DATA UNDER STUDY:
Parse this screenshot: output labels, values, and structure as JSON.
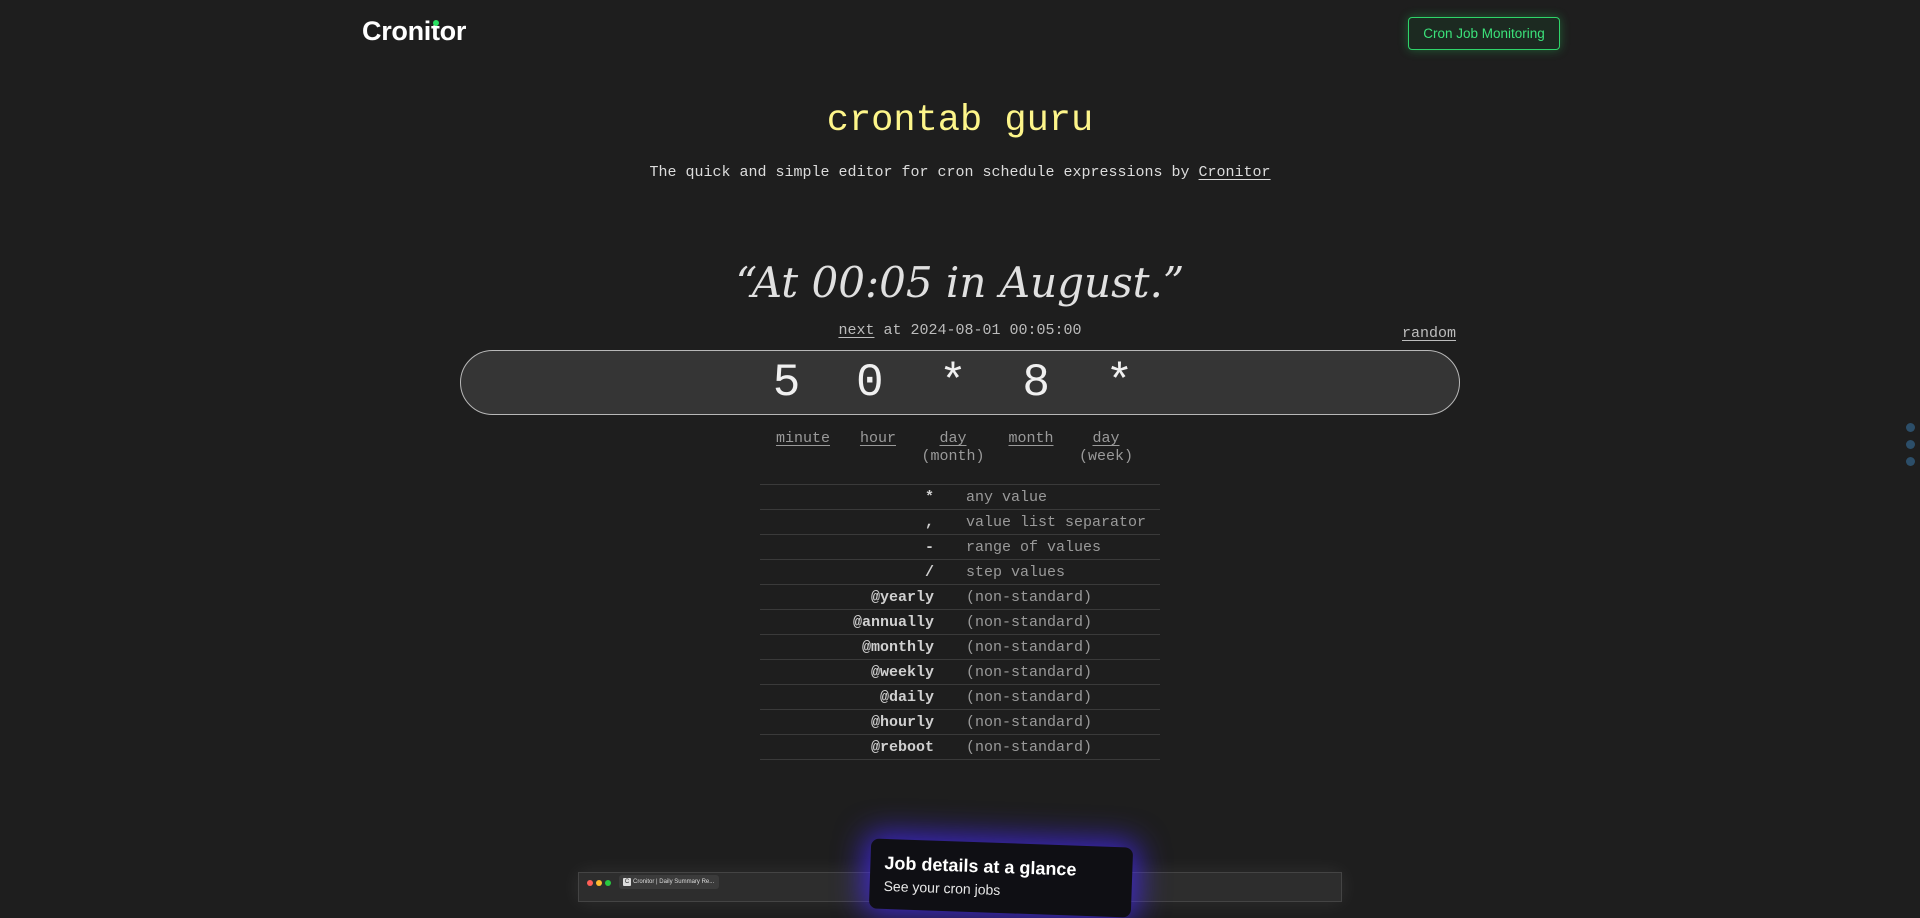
{
  "header": {
    "brand": "Cronitor",
    "cta_label": "Cron Job Monitoring",
    "accent": "#29e061"
  },
  "hero": {
    "title": "crontab guru",
    "subtitle_prefix": "The quick and simple editor for cron schedule expressions by",
    "subtitle_link": "Cronitor"
  },
  "editor": {
    "human_readable": "“At 00:05 in August.”",
    "next_label": "next",
    "next_text": "at 2024-08-01 00:05:00",
    "random_label": "random",
    "expression": "5 0 * 8 *"
  },
  "parts": [
    {
      "label": "minute",
      "sub": ""
    },
    {
      "label": "hour",
      "sub": ""
    },
    {
      "label": "day",
      "sub": "(month)"
    },
    {
      "label": "month",
      "sub": ""
    },
    {
      "label": "day",
      "sub": "(week)"
    }
  ],
  "legend": [
    {
      "symbol": "*",
      "desc": "any value"
    },
    {
      "symbol": ",",
      "desc": "value list separator"
    },
    {
      "symbol": "-",
      "desc": "range of values"
    },
    {
      "symbol": "/",
      "desc": "step values"
    },
    {
      "symbol": "@yearly",
      "desc": "(non-standard)"
    },
    {
      "symbol": "@annually",
      "desc": "(non-standard)"
    },
    {
      "symbol": "@monthly",
      "desc": "(non-standard)"
    },
    {
      "symbol": "@weekly",
      "desc": "(non-standard)"
    },
    {
      "symbol": "@daily",
      "desc": "(non-standard)"
    },
    {
      "symbol": "@hourly",
      "desc": "(non-standard)"
    },
    {
      "symbol": "@reboot",
      "desc": "(non-standard)"
    }
  ],
  "promo": {
    "card_heading": "Job details at a glance",
    "card_sub": "See your cron jobs",
    "tab_label": "Cronitor | Daily Summary Re..."
  }
}
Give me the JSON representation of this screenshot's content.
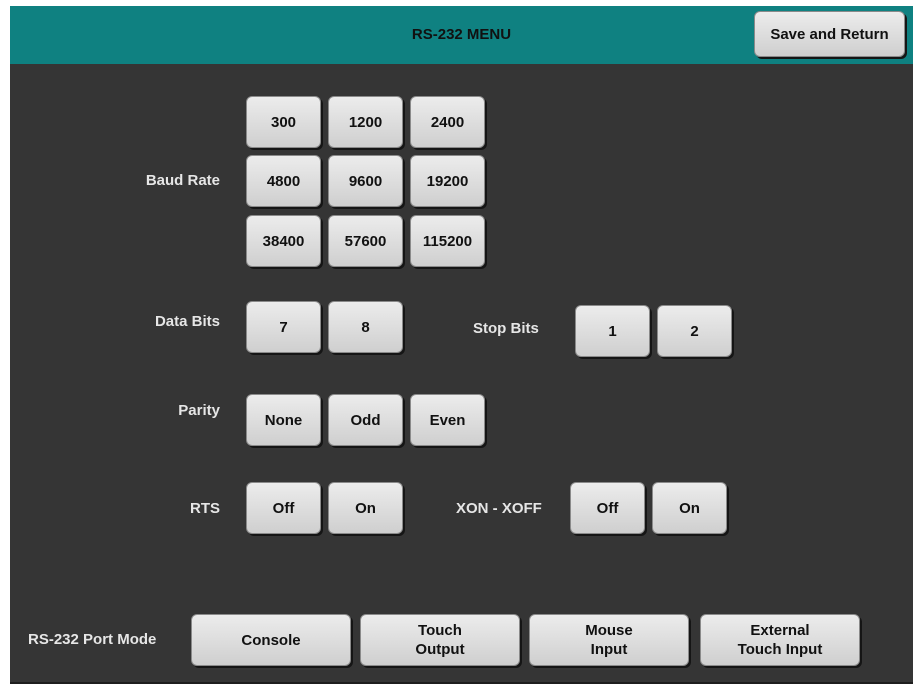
{
  "header": {
    "title": "RS-232 MENU",
    "save_return_label": "Save and Return"
  },
  "baud_rate": {
    "label": "Baud Rate",
    "options": [
      "300",
      "1200",
      "2400",
      "4800",
      "9600",
      "19200",
      "38400",
      "57600",
      "115200"
    ]
  },
  "data_bits": {
    "label": "Data Bits",
    "options": [
      "7",
      "8"
    ]
  },
  "stop_bits": {
    "label": "Stop Bits",
    "options": [
      "1",
      "2"
    ]
  },
  "parity": {
    "label": "Parity",
    "options": [
      "None",
      "Odd",
      "Even"
    ]
  },
  "rts": {
    "label": "RTS",
    "options": [
      "Off",
      "On"
    ]
  },
  "xon_xoff": {
    "label": "XON - XOFF",
    "options": [
      "Off",
      "On"
    ]
  },
  "port_mode": {
    "label": "RS-232 Port Mode",
    "options": [
      {
        "line1": "Console",
        "line2": ""
      },
      {
        "line1": "Touch",
        "line2": "Output"
      },
      {
        "line1": "Mouse",
        "line2": "Input"
      },
      {
        "line1": "External",
        "line2": "Touch Input"
      }
    ]
  }
}
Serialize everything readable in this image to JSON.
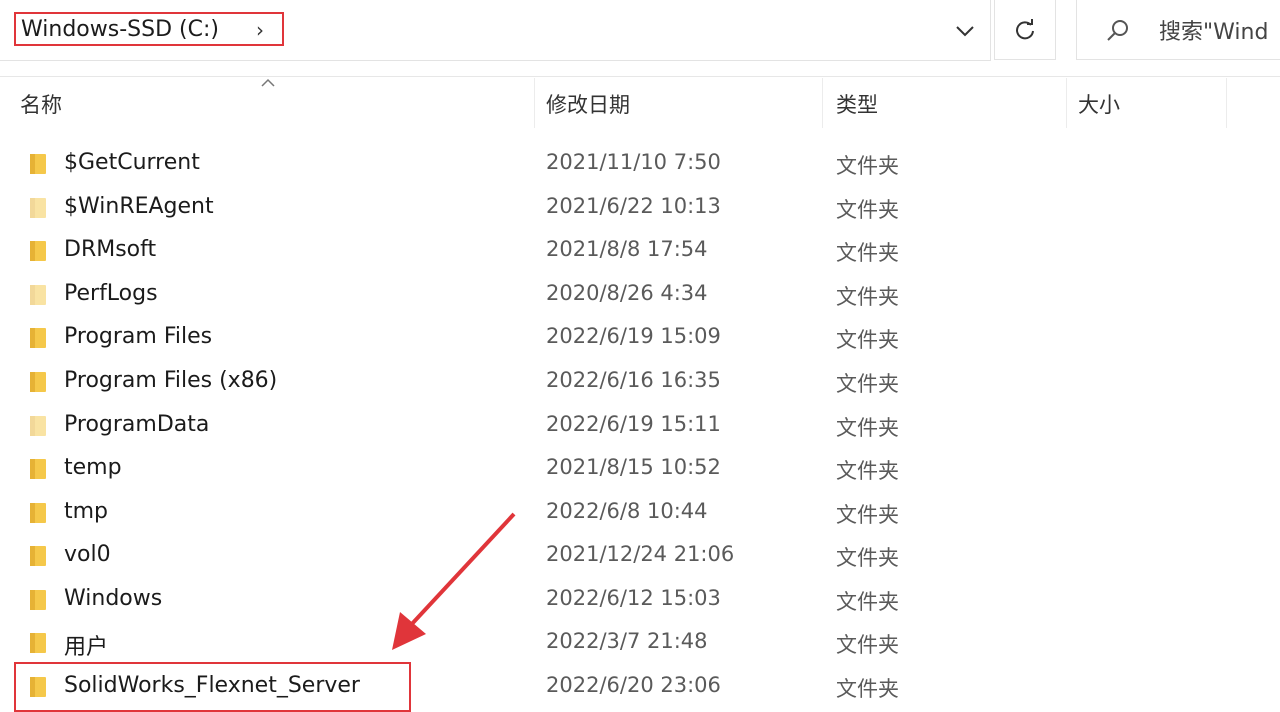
{
  "address": {
    "path_label": "Windows-SSD (C:)",
    "chevron": "›"
  },
  "search": {
    "placeholder": "搜索\"Windows-SSD (C:)\"",
    "text": "搜索\"Wind"
  },
  "columns": {
    "name": "名称",
    "modified": "修改日期",
    "type": "类型",
    "size": "大小"
  },
  "rows": [
    {
      "name": "$GetCurrent",
      "date": "2021/11/10 7:50",
      "type": "文件夹"
    },
    {
      "name": "$WinREAgent",
      "date": "2021/6/22 10:13",
      "type": "文件夹"
    },
    {
      "name": "DRMsoft",
      "date": "2021/8/8 17:54",
      "type": "文件夹"
    },
    {
      "name": "PerfLogs",
      "date": "2020/8/26 4:34",
      "type": "文件夹"
    },
    {
      "name": "Program Files",
      "date": "2022/6/19 15:09",
      "type": "文件夹"
    },
    {
      "name": "Program Files (x86)",
      "date": "2022/6/16 16:35",
      "type": "文件夹"
    },
    {
      "name": "ProgramData",
      "date": "2022/6/19 15:11",
      "type": "文件夹"
    },
    {
      "name": "temp",
      "date": "2021/8/15 10:52",
      "type": "文件夹"
    },
    {
      "name": "tmp",
      "date": "2022/6/8 10:44",
      "type": "文件夹"
    },
    {
      "name": "vol0",
      "date": "2021/12/24 21:06",
      "type": "文件夹"
    },
    {
      "name": "Windows",
      "date": "2022/6/12 15:03",
      "type": "文件夹"
    },
    {
      "name": "用户",
      "date": "2022/3/7 21:48",
      "type": "文件夹"
    },
    {
      "name": "SolidWorks_Flexnet_Server",
      "date": "2022/6/20 23:06",
      "type": "文件夹"
    }
  ],
  "icons": {
    "folder": "folder-icon",
    "refresh": "refresh-icon",
    "search": "search-icon",
    "dropdown": "chevron-down-icon",
    "sort": "sort-up-icon"
  },
  "colors": {
    "annotation_red": "#e0353a",
    "folder_yellow": "#f5c84a"
  }
}
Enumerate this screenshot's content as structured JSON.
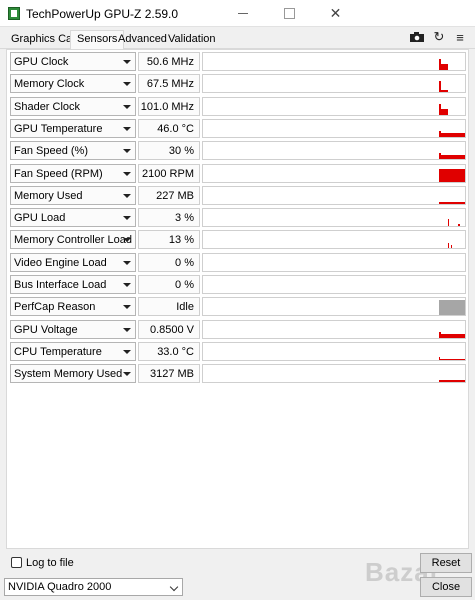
{
  "window": {
    "title": "TechPowerUp GPU-Z 2.59.0",
    "close_glyph": "✕"
  },
  "tabs": [
    {
      "label": "Graphics Card"
    },
    {
      "label": "Sensors"
    },
    {
      "label": "Advanced"
    },
    {
      "label": "Validation"
    }
  ],
  "toolbar": {
    "camera_icon": "camera-icon",
    "refresh_icon": "refresh-icon",
    "menu_icon": "hamburger-menu-icon",
    "refresh_glyph": "↻",
    "menu_glyph": "≡"
  },
  "sensors": [
    {
      "name": "GPU Clock",
      "value": "50.6 MHz",
      "graph": "clock-spike"
    },
    {
      "name": "Memory Clock",
      "value": "67.5 MHz",
      "graph": "clock-step"
    },
    {
      "name": "Shader Clock",
      "value": "101.0 MHz",
      "graph": "clock-spike"
    },
    {
      "name": "GPU Temperature",
      "value": "46.0 °C",
      "graph": "flat-high"
    },
    {
      "name": "Fan Speed (%)",
      "value": "30 %",
      "graph": "flat-high"
    },
    {
      "name": "Fan Speed (RPM)",
      "value": "2100 RPM",
      "graph": "block-full"
    },
    {
      "name": "Memory Used",
      "value": "227 MB",
      "graph": "flat-mid"
    },
    {
      "name": "GPU Load",
      "value": "3 %",
      "graph": "tiny-spikes"
    },
    {
      "name": "Memory Controller Load",
      "value": "13 %",
      "graph": "small-spike"
    },
    {
      "name": "Video Engine Load",
      "value": "0 %",
      "graph": "none"
    },
    {
      "name": "Bus Interface Load",
      "value": "0 %",
      "graph": "none"
    },
    {
      "name": "PerfCap Reason",
      "value": "Idle",
      "graph": "gray-block"
    },
    {
      "name": "GPU Voltage",
      "value": "0.8500 V",
      "graph": "flat-high"
    },
    {
      "name": "CPU Temperature",
      "value": "33.0 °C",
      "graph": "flat-low"
    },
    {
      "name": "System Memory Used",
      "value": "3127 MB",
      "graph": "flat-mid"
    }
  ],
  "footer": {
    "log_label": "Log to file",
    "log_checked": false,
    "reset_label": "Reset",
    "device": "NVIDIA Quadro 2000",
    "close_label": "Close"
  },
  "watermark": "Bazar",
  "colors": {
    "graph_red": "#e00000",
    "perfcap_gray": "#a6a6a6"
  }
}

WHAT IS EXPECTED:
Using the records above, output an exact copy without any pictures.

ANSWER TO THE EXERCISE:
Parse this screenshot: output labels, values, and structure as JSON.
{
  "header": {
    "brand": "Cronitor",
    "cta_label": "Cron Job Monitoring",
    "accent": "#29e061"
  },
  "hero": {
    "title": "crontab guru",
    "subtitle_prefix": "The quick and simple editor for cron schedule expressions by",
    "subtitle_link": "Cronitor"
  },
  "editor": {
    "human_readable": "“At 00:05 in August.”",
    "next_label": "next",
    "next_text": "at 2024-08-01 00:05:00",
    "random_label": "random",
    "expression": "5 0 * 8 *"
  },
  "parts": [
    {
      "label": "minute",
      "sub": ""
    },
    {
      "label": "hour",
      "sub": ""
    },
    {
      "label": "day",
      "sub": "(month)"
    },
    {
      "label": "month",
      "sub": ""
    },
    {
      "label": "day",
      "sub": "(week)"
    }
  ],
  "legend": [
    {
      "symbol": "*",
      "desc": "any value"
    },
    {
      "symbol": ",",
      "desc": "value list separator"
    },
    {
      "symbol": "-",
      "desc": "range of values"
    },
    {
      "symbol": "/",
      "desc": "step values"
    },
    {
      "symbol": "@yearly",
      "desc": "(non-standard)"
    },
    {
      "symbol": "@annually",
      "desc": "(non-standard)"
    },
    {
      "symbol": "@monthly",
      "desc": "(non-standard)"
    },
    {
      "symbol": "@weekly",
      "desc": "(non-standard)"
    },
    {
      "symbol": "@daily",
      "desc": "(non-standard)"
    },
    {
      "symbol": "@hourly",
      "desc": "(non-standard)"
    },
    {
      "symbol": "@reboot",
      "desc": "(non-standard)"
    }
  ],
  "promo": {
    "card_heading": "Job details at a glance",
    "card_sub": "See your cron jobs",
    "tab_label": "Cronitor | Daily Summary Re..."
  }
}
Give me the JSON representation of this screenshot's content.
{
  "header": {
    "title": "RS-232 MENU",
    "save_return_label": "Save and Return"
  },
  "baud_rate": {
    "label": "Baud Rate",
    "options": [
      "300",
      "1200",
      "2400",
      "4800",
      "9600",
      "19200",
      "38400",
      "57600",
      "115200"
    ]
  },
  "data_bits": {
    "label": "Data Bits",
    "options": [
      "7",
      "8"
    ]
  },
  "stop_bits": {
    "label": "Stop Bits",
    "options": [
      "1",
      "2"
    ]
  },
  "parity": {
    "label": "Parity",
    "options": [
      "None",
      "Odd",
      "Even"
    ]
  },
  "rts": {
    "label": "RTS",
    "options": [
      "Off",
      "On"
    ]
  },
  "xon_xoff": {
    "label": "XON - XOFF",
    "options": [
      "Off",
      "On"
    ]
  },
  "port_mode": {
    "label": "RS-232 Port Mode",
    "options": [
      {
        "line1": "Console",
        "line2": ""
      },
      {
        "line1": "Touch",
        "line2": "Output"
      },
      {
        "line1": "Mouse",
        "line2": "Input"
      },
      {
        "line1": "External",
        "line2": "Touch Input"
      }
    ]
  }
}
Serialize everything readable in this image to JSON.
{
  "address": {
    "path_label": "Windows-SSD (C:)",
    "chevron": "›"
  },
  "search": {
    "placeholder": "搜索\"Windows-SSD (C:)\"",
    "text": "搜索\"Wind"
  },
  "columns": {
    "name": "名称",
    "modified": "修改日期",
    "type": "类型",
    "size": "大小"
  },
  "rows": [
    {
      "name": "$GetCurrent",
      "date": "2021/11/10 7:50",
      "type": "文件夹"
    },
    {
      "name": "$WinREAgent",
      "date": "2021/6/22 10:13",
      "type": "文件夹"
    },
    {
      "name": "DRMsoft",
      "date": "2021/8/8 17:54",
      "type": "文件夹"
    },
    {
      "name": "PerfLogs",
      "date": "2020/8/26 4:34",
      "type": "文件夹"
    },
    {
      "name": "Program Files",
      "date": "2022/6/19 15:09",
      "type": "文件夹"
    },
    {
      "name": "Program Files (x86)",
      "date": "2022/6/16 16:35",
      "type": "文件夹"
    },
    {
      "name": "ProgramData",
      "date": "2022/6/19 15:11",
      "type": "文件夹"
    },
    {
      "name": "temp",
      "date": "2021/8/15 10:52",
      "type": "文件夹"
    },
    {
      "name": "tmp",
      "date": "2022/6/8 10:44",
      "type": "文件夹"
    },
    {
      "name": "vol0",
      "date": "2021/12/24 21:06",
      "type": "文件夹"
    },
    {
      "name": "Windows",
      "date": "2022/6/12 15:03",
      "type": "文件夹"
    },
    {
      "name": "用户",
      "date": "2022/3/7 21:48",
      "type": "文件夹"
    },
    {
      "name": "SolidWorks_Flexnet_Server",
      "date": "2022/6/20 23:06",
      "type": "文件夹"
    }
  ],
  "icons": {
    "folder": "folder-icon",
    "refresh": "refresh-icon",
    "search": "search-icon",
    "dropdown": "chevron-down-icon",
    "sort": "sort-up-icon"
  },
  "colors": {
    "annotation_red": "#e0353a",
    "folder_yellow": "#f5c84a"
  }
}
Enumerate this screenshot's content as structured JSON.
{
  "window": {
    "title": "TechPowerUp GPU-Z 2.59.0",
    "close_glyph": "✕"
  },
  "tabs": [
    {
      "label": "Graphics Card"
    },
    {
      "label": "Sensors"
    },
    {
      "label": "Advanced"
    },
    {
      "label": "Validation"
    }
  ],
  "toolbar": {
    "camera_icon": "camera-icon",
    "refresh_icon": "refresh-icon",
    "menu_icon": "hamburger-menu-icon",
    "refresh_glyph": "↻",
    "menu_glyph": "≡"
  },
  "sensors": [
    {
      "name": "GPU Clock",
      "value": "50.6 MHz",
      "graph": "clock-spike"
    },
    {
      "name": "Memory Clock",
      "value": "67.5 MHz",
      "graph": "clock-step"
    },
    {
      "name": "Shader Clock",
      "value": "101.0 MHz",
      "graph": "clock-spike"
    },
    {
      "name": "GPU Temperature",
      "value": "46.0 °C",
      "graph": "flat-high"
    },
    {
      "name": "Fan Speed (%)",
      "value": "30 %",
      "graph": "flat-high"
    },
    {
      "name": "Fan Speed (RPM)",
      "value": "2100 RPM",
      "graph": "block-full"
    },
    {
      "name": "Memory Used",
      "value": "227 MB",
      "graph": "flat-mid"
    },
    {
      "name": "GPU Load",
      "value": "3 %",
      "graph": "tiny-spikes"
    },
    {
      "name": "Memory Controller Load",
      "value": "13 %",
      "graph": "small-spike"
    },
    {
      "name": "Video Engine Load",
      "value": "0 %",
      "graph": "none"
    },
    {
      "name": "Bus Interface Load",
      "value": "0 %",
      "graph": "none"
    },
    {
      "name": "PerfCap Reason",
      "value": "Idle",
      "graph": "gray-block"
    },
    {
      "name": "GPU Voltage",
      "value": "0.8500 V",
      "graph": "flat-high"
    },
    {
      "name": "CPU Temperature",
      "value": "33.0 °C",
      "graph": "flat-low"
    },
    {
      "name": "System Memory Used",
      "value": "3127 MB",
      "graph": "flat-mid"
    }
  ],
  "footer": {
    "log_label": "Log to file",
    "log_checked": false,
    "reset_label": "Reset",
    "device": "NVIDIA Quadro 2000",
    "close_label": "Close"
  },
  "watermark": "Bazar",
  "colors": {
    "graph_red": "#e00000",
    "perfcap_gray": "#a6a6a6"
  }
}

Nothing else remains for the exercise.